How Art Opens Up New Ways of Thinking About Science
A new publication explores the impacts of collaborations between art and science designed to explore what responsible research and innovation (RRI) really means.
“Crossing Kingdoms” is an artist-led experiment in the biological fusion of mammalian and yeast cells and the cultural discussions of this phenomenon.
The participants of this international experiment – social scientists, artists and synthetic biologists from Perth (Australia), Fort Collins (CO, USA) and Edinburgh (UK) – took a radical strategy to exploring RRI.

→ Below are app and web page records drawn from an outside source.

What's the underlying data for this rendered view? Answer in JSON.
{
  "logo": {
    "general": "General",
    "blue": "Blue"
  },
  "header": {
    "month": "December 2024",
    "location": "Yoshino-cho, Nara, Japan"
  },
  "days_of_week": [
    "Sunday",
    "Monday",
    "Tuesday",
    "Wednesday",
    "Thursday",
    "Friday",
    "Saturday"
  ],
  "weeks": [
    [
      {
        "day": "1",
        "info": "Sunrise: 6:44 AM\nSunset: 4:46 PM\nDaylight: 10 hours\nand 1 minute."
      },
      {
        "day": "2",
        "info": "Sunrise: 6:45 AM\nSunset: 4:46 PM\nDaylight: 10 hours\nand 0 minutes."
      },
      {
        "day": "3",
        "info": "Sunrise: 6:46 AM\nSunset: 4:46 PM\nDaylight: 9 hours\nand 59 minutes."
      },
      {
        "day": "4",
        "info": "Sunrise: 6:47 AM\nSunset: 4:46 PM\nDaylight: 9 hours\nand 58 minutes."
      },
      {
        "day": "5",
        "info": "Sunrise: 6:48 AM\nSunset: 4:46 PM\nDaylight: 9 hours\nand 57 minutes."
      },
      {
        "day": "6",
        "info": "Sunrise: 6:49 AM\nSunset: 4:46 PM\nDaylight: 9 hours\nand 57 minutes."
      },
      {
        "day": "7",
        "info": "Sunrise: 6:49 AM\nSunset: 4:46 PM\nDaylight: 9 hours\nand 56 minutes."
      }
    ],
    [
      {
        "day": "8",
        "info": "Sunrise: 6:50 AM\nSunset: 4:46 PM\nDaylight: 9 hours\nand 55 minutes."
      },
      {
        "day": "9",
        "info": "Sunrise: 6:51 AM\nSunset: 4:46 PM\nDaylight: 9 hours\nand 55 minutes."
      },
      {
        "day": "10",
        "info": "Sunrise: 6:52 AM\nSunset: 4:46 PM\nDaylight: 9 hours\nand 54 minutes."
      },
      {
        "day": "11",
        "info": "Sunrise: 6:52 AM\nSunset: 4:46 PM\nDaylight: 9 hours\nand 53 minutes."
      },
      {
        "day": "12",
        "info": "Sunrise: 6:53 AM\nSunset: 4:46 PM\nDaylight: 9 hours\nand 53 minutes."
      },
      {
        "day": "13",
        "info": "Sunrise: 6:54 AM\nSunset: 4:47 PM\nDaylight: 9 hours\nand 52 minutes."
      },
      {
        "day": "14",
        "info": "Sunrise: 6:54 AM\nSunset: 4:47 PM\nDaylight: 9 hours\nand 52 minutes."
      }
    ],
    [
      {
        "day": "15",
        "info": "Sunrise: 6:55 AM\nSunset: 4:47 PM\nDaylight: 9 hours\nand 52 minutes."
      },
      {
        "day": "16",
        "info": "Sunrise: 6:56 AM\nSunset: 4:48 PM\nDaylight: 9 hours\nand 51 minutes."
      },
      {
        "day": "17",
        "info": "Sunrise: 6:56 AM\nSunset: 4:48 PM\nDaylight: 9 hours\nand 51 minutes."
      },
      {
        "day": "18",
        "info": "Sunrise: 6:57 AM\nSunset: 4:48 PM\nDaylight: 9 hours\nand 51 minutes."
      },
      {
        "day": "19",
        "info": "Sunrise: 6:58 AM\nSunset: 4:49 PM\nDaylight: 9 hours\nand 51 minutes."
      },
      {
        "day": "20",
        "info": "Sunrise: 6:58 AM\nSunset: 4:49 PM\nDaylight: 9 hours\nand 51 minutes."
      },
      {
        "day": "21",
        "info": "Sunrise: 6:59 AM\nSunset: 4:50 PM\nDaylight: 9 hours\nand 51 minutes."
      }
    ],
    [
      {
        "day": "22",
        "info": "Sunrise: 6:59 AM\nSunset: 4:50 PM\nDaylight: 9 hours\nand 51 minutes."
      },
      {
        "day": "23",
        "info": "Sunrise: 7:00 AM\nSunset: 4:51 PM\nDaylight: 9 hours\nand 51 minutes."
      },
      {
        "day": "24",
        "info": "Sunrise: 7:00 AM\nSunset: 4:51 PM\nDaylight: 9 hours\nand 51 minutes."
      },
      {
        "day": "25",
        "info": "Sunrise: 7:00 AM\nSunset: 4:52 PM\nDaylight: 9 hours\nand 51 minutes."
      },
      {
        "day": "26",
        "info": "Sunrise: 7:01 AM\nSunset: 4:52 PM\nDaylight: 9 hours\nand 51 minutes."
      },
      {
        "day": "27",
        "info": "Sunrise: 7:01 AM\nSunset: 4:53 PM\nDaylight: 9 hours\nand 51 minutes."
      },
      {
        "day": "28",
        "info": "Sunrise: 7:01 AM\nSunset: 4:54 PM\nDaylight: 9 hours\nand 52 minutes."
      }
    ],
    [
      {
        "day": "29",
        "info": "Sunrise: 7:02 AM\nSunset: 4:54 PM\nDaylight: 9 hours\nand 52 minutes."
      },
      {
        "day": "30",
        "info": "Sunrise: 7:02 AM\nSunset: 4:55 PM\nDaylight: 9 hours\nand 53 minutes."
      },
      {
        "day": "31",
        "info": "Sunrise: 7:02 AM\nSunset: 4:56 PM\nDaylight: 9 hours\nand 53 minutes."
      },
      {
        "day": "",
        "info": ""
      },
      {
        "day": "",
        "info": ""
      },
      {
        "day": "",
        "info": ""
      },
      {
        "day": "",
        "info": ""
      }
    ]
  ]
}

The idea stemmed from a talk at the SB7.0 conference in Singapore in 2017, at which Alina Chan, a post-doctoral researcher at Harvard, introduced human artificial chromosomes for large DNA delivery. This triggered an interesting discourse over what different types of living cells could (or should) be fused together and what for.
The team co-created the idea of using synthetic biology to fuse yeast and mammalian cells together – a process that in itself challenged them to reflect on what interdisciplinary collaboration meant and what ‘being responsible’ means in science.
Yeast and mammalian cells proved somewhat resistant to fusion, although the team achieved some degree of ‘marriage’ between the cells. It triggered questions as to what fusion’ really means at all. Aside from the technical challenges, the experiment also generated ideas that lead to a public art installation during the Edinburgh International Festival and later in Perth.
The process prompted scientists to think about the possibility of innovating in biology purely for artistic purposes and for audiences to reflect on biological boundaries. It challenged the team to reflect on what it means to be responsible in science.
The team conclude that their experiment in RRI was successful because they asked unexpected questions—a contrast to RRI implemented as a standard protocol.
The publication outlines the implications for biologists and artists pursuing interdisciplinary collaborations with each other and for researchers thinking about implementing RRI as more than a box-ticking exercise.
You can read the paper in full here: